The Vanguard executive pointed to the rise in target date funds and a push by financial advisors to make their value proposition about asset allocation, rebalancing and behavioral coaching as reasons that investors aren't reacting like they did in the past. "Sophisticated professional investment strategies can act as a stabilizer to other investors who are more inclined to chase returns," said Kinniry. "We see this as a very positive development. Whether it holds if we get a big sell-off, we shall see."
If the mid-February stock market correction is any evidence, investors may be okay. While many panicked and sold off shares, stocks have rebounded. At the time, Fidelity Investments reported that customers remained calm during the plummet, with some clients using the downturn as a buying opportunity, while Robinhood, the mobile trading company, noted that customers also viewed the sell-off as an opportunity to buy.
But it's not just advisors that are keeping investors in line. Kinniry said that the increase in target-date retirement funds in 401(k) plans has had a positive impact on investors' behavior. Rewind 15 years, and employees would get a handout about the funds they could use in their 401(k) plan. The average worker would choose the fund based on five-year or ten-year performance, even though there's no guarantee that history will repeat itself when it comes to investing.

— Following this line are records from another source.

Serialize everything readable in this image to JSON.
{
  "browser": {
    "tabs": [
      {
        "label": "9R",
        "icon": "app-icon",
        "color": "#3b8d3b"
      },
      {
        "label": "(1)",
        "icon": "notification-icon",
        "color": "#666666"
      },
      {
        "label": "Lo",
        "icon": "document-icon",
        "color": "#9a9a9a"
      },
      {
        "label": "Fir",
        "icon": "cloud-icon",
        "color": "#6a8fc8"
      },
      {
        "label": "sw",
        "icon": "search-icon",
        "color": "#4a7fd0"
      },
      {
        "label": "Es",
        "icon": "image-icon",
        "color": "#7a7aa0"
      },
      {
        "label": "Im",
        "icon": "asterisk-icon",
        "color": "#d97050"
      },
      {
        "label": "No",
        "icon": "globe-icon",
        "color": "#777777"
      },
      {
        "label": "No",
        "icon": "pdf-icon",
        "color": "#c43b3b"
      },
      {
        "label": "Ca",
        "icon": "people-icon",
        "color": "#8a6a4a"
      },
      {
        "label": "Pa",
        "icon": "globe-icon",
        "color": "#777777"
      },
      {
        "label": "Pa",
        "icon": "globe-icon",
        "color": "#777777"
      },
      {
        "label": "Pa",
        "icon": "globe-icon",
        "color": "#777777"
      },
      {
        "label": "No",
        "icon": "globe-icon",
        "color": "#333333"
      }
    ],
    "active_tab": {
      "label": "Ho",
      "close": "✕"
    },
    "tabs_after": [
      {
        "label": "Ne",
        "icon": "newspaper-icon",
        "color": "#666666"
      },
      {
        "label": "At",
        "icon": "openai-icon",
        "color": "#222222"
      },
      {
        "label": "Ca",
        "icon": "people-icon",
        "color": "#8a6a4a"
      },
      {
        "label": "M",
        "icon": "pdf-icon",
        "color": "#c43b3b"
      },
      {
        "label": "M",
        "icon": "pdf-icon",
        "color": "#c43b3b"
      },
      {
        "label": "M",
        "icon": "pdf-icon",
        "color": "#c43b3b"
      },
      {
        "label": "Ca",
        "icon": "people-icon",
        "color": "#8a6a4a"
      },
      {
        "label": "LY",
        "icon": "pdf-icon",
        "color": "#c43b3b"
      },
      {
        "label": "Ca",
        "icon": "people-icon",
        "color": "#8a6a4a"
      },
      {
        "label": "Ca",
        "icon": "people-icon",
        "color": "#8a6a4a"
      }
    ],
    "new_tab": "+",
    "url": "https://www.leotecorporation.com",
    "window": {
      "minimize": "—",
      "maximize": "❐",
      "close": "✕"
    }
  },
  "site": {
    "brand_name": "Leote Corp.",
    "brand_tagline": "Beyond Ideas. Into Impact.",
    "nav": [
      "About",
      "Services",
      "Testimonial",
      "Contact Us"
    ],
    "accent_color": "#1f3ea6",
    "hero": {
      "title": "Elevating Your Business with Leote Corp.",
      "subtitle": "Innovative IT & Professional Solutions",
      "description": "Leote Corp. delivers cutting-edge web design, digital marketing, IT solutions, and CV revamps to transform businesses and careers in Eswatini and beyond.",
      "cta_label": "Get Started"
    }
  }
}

In the current retirement investing environment, target-date funds, which automatically become more conservative as a person nears retirement, take a lot of the guesswork out of the equation and help investors achieve better returns, Kinniry said. What's more, the Vanguard executive added that financial advisors have been adopting index funds as they move away from making money off of transactions, which removes a lot of the emotion from investing. As for the do-it-yourself investors, Kinniry said that their move toward a one balance fund solution has also helped keep the emotions at bay. "A lot of people were critical of investors in the late 1990s and in 2007 for chasing returns," said Kinniry. "Interestingly, now there is no criticism."